- [What the task asks]:
Search the data for the string "title" and copy each line in which it appears.

- [Input data]:
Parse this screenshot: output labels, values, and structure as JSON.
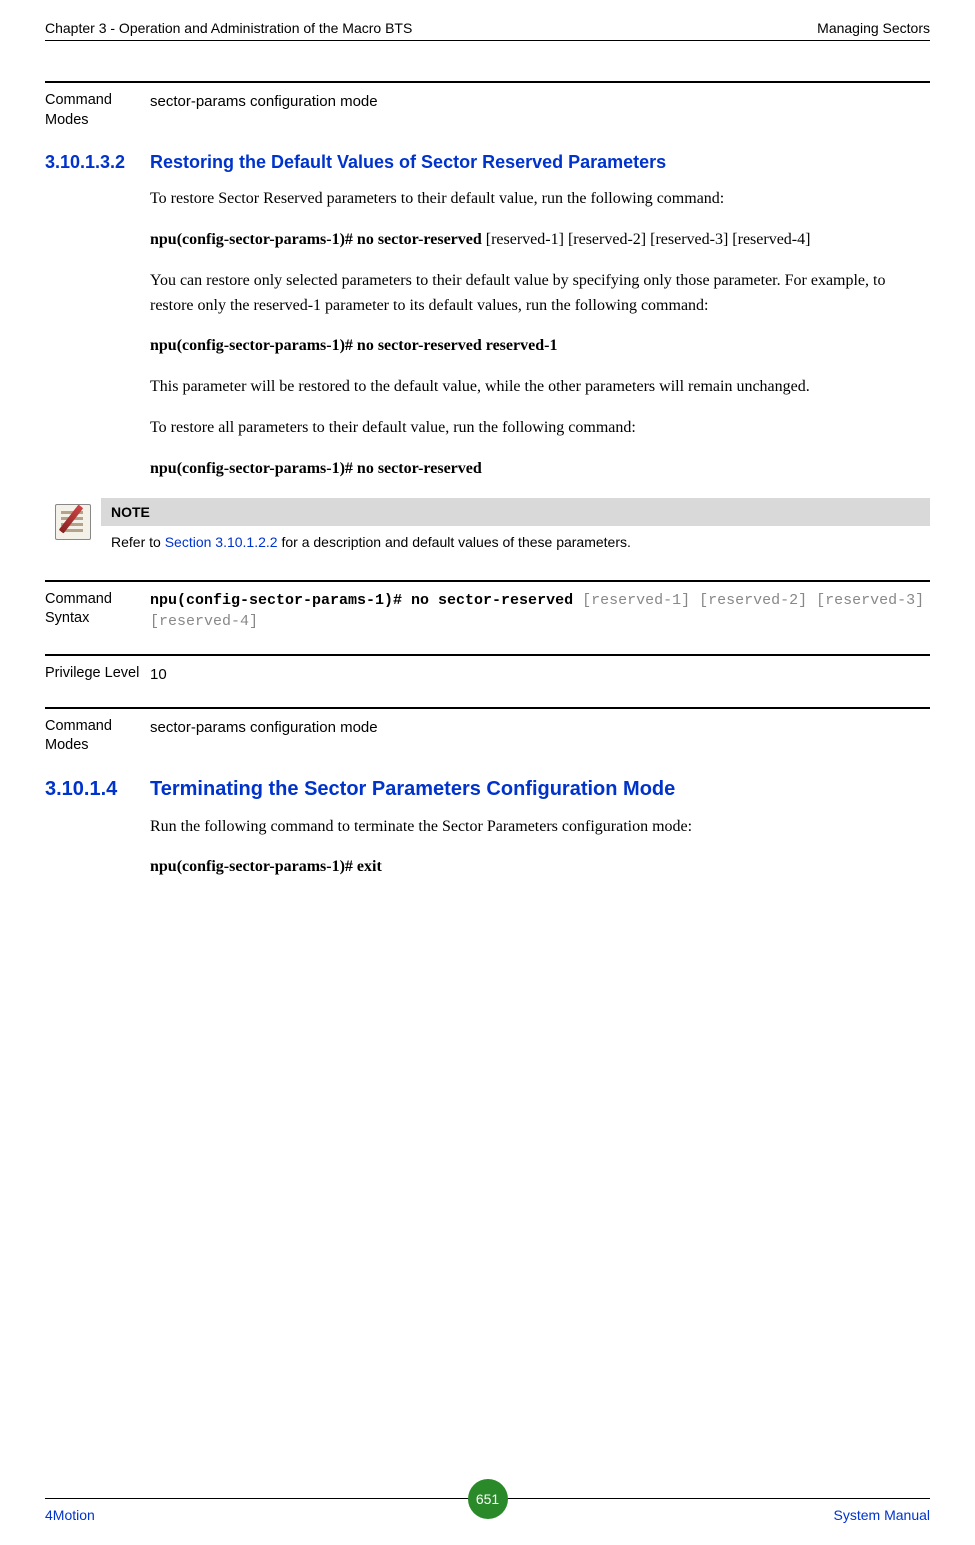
{
  "header": {
    "left": "Chapter 3 - Operation and Administration of the Macro BTS",
    "right": "Managing Sectors"
  },
  "block1": {
    "label": "Command Modes",
    "value": "sector-params configuration mode"
  },
  "sec1": {
    "num": "3.10.1.3.2",
    "title": "Restoring the Default Values of Sector Reserved Parameters",
    "p1": "To restore Sector Reserved parameters to their default value, run the following command:",
    "cmd1_bold": "npu(config-sector-params-1)# no sector-reserved",
    "cmd1_rest": " [reserved-1] [reserved-2] [reserved-3] [reserved-4]",
    "p2": "You can restore only selected parameters to their default value by specifying only those parameter. For example, to restore only the reserved-1 parameter to its default values, run the following command:",
    "cmd2": "npu(config-sector-params-1)# no sector-reserved reserved-1",
    "p3": "This parameter will be restored to the default value, while the other parameters will remain unchanged.",
    "p4": "To restore all parameters to their default value, run the following command:",
    "cmd3": "npu(config-sector-params-1)# no sector-reserved"
  },
  "note": {
    "heading": "NOTE",
    "pre": "Refer to ",
    "link": "Section 3.10.1.2.2",
    "post": " for a description and default values of these parameters."
  },
  "block2": {
    "label": "Command Syntax",
    "bold": "npu(config-sector-params-1)# no sector-reserved",
    "gray": " [reserved-1] [reserved-2] [reserved-3] [reserved-4]"
  },
  "block3": {
    "label": "Privilege Level",
    "value": "10"
  },
  "block4": {
    "label": "Command Modes",
    "value": "sector-params configuration mode"
  },
  "sec2": {
    "num": "3.10.1.4",
    "title": "Terminating the Sector Parameters Configuration Mode",
    "p1": "Run the following command to terminate the Sector Parameters configuration mode:",
    "cmd1": "npu(config-sector-params-1)# exit"
  },
  "footer": {
    "left": "4Motion",
    "page": "651",
    "right": "System Manual"
  }
}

- [Result of this task]:
    "title": "Restoring the Default Values of Sector Reserved Parameters",
    "title": "Terminating the Sector Parameters Configuration Mode",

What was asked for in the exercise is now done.